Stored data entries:
* * *
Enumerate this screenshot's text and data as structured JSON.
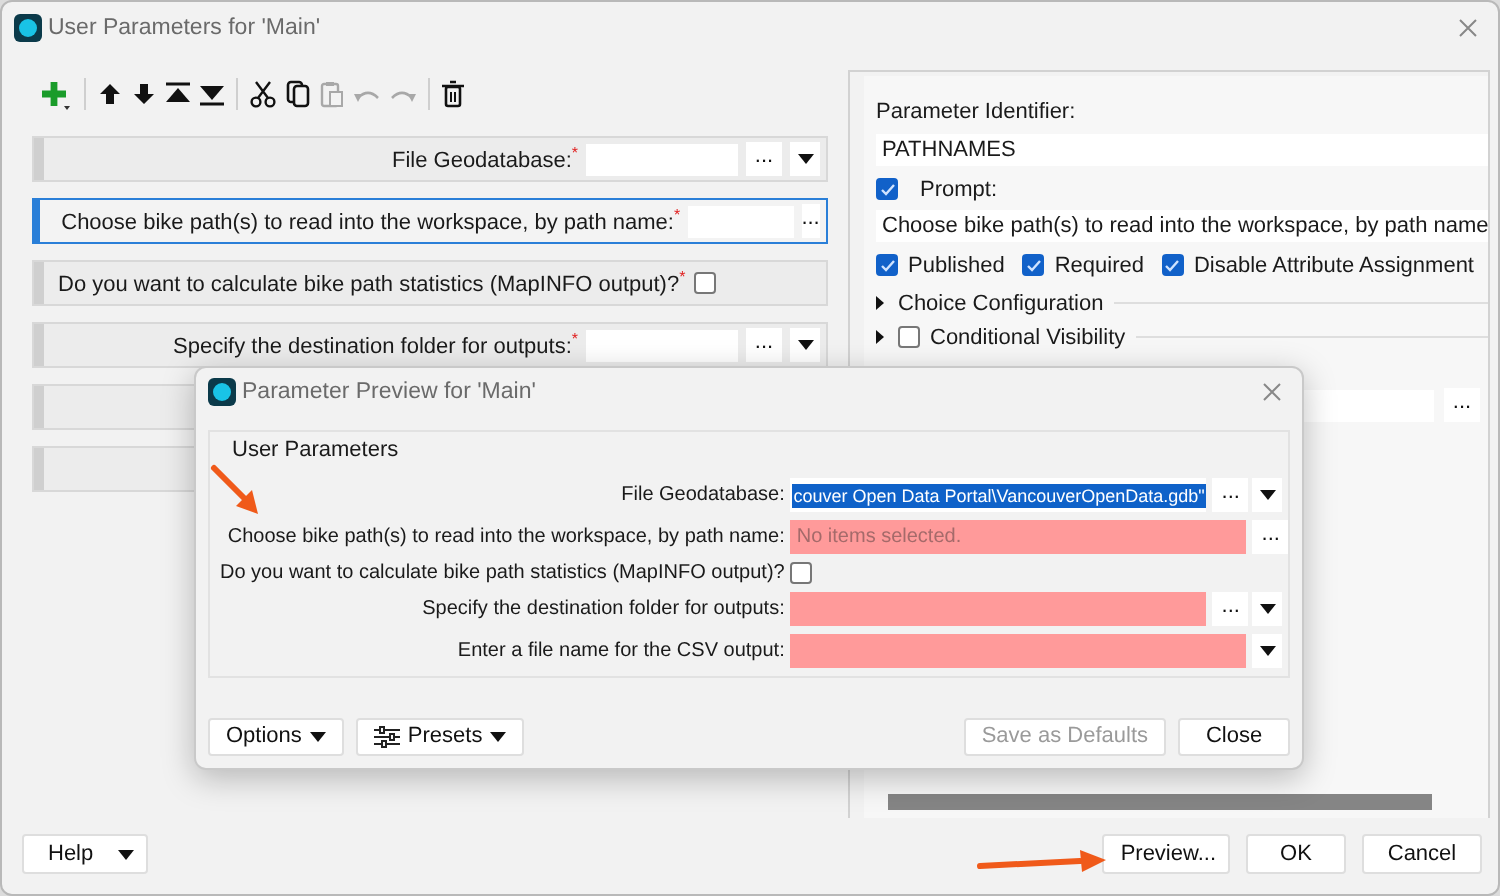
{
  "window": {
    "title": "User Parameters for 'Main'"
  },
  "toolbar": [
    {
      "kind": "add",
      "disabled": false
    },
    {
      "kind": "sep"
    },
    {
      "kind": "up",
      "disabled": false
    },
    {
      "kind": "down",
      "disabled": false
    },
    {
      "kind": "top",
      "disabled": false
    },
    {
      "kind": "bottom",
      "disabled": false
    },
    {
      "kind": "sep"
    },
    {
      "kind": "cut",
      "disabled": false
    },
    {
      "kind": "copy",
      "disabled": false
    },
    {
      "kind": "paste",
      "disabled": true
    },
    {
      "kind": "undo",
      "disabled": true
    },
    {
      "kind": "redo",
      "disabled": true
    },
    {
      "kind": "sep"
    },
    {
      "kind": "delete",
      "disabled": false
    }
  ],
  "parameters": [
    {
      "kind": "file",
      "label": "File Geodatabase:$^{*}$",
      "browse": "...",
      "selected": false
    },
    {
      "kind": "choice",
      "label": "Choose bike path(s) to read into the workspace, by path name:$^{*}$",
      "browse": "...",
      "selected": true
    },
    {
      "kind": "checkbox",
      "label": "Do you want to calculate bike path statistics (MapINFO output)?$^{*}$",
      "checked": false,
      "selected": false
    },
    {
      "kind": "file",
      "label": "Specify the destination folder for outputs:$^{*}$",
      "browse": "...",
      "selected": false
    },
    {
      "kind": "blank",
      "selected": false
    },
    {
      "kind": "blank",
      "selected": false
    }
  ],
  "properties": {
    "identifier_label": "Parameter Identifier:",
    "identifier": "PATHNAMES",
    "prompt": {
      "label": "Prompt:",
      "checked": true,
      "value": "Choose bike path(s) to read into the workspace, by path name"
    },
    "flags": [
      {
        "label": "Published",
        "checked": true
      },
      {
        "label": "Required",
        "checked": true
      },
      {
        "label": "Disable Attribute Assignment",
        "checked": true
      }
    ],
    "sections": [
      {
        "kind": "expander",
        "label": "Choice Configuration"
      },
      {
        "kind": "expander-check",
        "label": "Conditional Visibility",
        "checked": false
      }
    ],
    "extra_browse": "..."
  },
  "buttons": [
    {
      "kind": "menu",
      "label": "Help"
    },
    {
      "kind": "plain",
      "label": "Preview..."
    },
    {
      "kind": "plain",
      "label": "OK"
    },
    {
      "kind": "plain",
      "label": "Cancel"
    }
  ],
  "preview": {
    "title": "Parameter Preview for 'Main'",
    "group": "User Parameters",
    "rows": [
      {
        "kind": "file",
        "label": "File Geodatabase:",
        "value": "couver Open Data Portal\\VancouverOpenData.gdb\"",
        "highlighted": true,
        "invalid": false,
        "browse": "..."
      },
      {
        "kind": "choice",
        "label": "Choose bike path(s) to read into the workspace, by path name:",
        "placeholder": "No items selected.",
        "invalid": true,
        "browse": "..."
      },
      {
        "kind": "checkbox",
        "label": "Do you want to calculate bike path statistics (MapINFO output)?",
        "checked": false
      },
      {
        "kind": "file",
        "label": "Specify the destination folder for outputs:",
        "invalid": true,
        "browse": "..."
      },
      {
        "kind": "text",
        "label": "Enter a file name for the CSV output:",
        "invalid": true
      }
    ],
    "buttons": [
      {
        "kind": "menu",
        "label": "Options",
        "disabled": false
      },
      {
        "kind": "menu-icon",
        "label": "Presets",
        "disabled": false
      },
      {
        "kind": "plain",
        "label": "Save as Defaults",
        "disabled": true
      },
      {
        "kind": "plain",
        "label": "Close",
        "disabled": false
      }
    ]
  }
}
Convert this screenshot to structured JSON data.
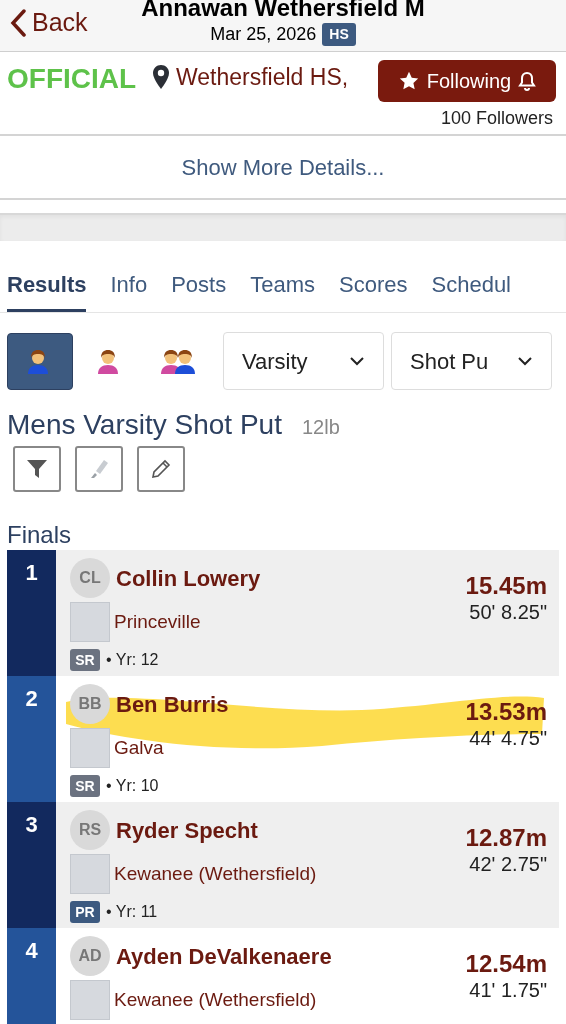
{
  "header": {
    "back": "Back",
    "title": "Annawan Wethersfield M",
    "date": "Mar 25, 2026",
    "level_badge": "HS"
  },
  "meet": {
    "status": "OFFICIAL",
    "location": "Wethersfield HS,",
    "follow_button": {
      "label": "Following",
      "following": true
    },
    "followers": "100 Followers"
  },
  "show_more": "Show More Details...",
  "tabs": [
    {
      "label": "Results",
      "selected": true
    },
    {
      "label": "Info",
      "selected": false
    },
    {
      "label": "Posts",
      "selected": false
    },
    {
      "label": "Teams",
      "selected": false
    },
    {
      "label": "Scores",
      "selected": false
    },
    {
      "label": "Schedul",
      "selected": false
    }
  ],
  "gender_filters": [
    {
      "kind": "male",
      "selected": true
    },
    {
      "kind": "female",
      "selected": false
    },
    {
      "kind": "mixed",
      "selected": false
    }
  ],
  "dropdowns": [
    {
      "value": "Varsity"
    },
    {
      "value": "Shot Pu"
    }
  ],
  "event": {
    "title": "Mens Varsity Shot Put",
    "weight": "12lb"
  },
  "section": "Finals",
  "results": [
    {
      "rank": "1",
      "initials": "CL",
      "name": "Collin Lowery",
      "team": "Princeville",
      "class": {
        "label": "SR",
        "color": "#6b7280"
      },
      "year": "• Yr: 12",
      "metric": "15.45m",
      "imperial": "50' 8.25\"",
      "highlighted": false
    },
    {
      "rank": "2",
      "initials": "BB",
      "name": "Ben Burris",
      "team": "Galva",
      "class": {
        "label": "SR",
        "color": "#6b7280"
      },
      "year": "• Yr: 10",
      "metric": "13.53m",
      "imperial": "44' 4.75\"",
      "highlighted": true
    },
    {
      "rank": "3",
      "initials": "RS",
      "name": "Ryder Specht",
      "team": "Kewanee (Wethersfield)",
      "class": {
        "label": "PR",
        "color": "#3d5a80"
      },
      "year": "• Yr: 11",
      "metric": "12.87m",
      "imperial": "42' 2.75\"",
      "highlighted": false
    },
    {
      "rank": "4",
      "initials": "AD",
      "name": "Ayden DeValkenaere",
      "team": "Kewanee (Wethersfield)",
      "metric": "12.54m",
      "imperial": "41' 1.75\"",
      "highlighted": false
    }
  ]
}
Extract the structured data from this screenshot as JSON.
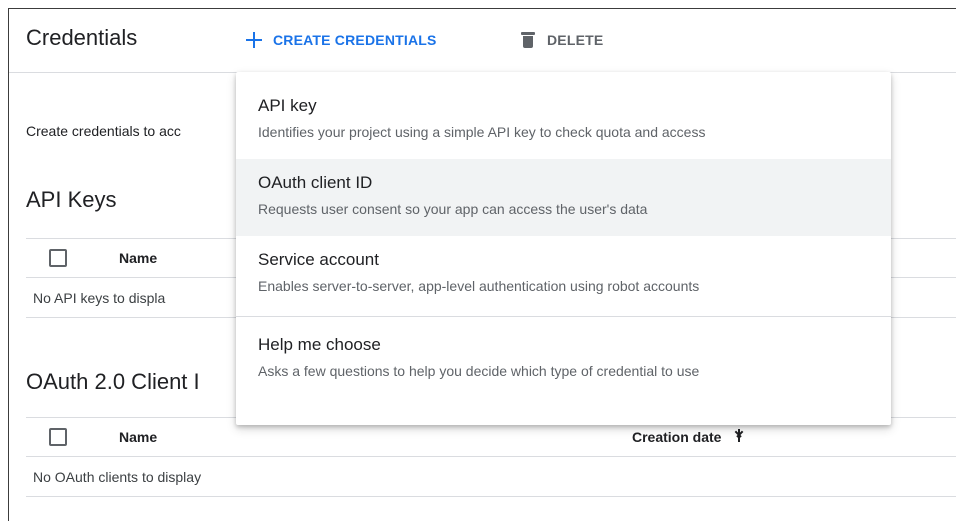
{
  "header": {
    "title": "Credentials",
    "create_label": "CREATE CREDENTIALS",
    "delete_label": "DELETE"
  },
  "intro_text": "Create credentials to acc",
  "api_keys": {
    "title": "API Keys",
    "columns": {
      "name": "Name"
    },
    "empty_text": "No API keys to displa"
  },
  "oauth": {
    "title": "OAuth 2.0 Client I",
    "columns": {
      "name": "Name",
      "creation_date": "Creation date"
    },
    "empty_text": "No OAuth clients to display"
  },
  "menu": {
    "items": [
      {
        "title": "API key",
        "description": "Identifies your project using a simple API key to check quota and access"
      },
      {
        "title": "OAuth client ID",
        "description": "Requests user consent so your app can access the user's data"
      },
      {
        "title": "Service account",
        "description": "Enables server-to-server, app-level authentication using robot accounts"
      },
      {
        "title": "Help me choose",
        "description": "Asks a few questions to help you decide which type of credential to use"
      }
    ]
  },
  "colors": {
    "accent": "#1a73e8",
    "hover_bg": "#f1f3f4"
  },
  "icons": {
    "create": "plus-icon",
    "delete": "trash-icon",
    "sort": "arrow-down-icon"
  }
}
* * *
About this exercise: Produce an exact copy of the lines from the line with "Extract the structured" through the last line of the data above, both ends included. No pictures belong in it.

Completed exercise:
Extract the structured data from this screenshot as JSON.
{
  "header": {
    "title": "Credentials",
    "create_label": "CREATE CREDENTIALS",
    "delete_label": "DELETE"
  },
  "intro_text": "Create credentials to acc",
  "api_keys": {
    "title": "API Keys",
    "columns": {
      "name": "Name"
    },
    "empty_text": "No API keys to displa"
  },
  "oauth": {
    "title": "OAuth 2.0 Client I",
    "columns": {
      "name": "Name",
      "creation_date": "Creation date"
    },
    "empty_text": "No OAuth clients to display"
  },
  "menu": {
    "items": [
      {
        "title": "API key",
        "description": "Identifies your project using a simple API key to check quota and access"
      },
      {
        "title": "OAuth client ID",
        "description": "Requests user consent so your app can access the user's data"
      },
      {
        "title": "Service account",
        "description": "Enables server-to-server, app-level authentication using robot accounts"
      },
      {
        "title": "Help me choose",
        "description": "Asks a few questions to help you decide which type of credential to use"
      }
    ]
  },
  "colors": {
    "accent": "#1a73e8",
    "hover_bg": "#f1f3f4"
  },
  "icons": {
    "create": "plus-icon",
    "delete": "trash-icon",
    "sort": "arrow-down-icon"
  }
}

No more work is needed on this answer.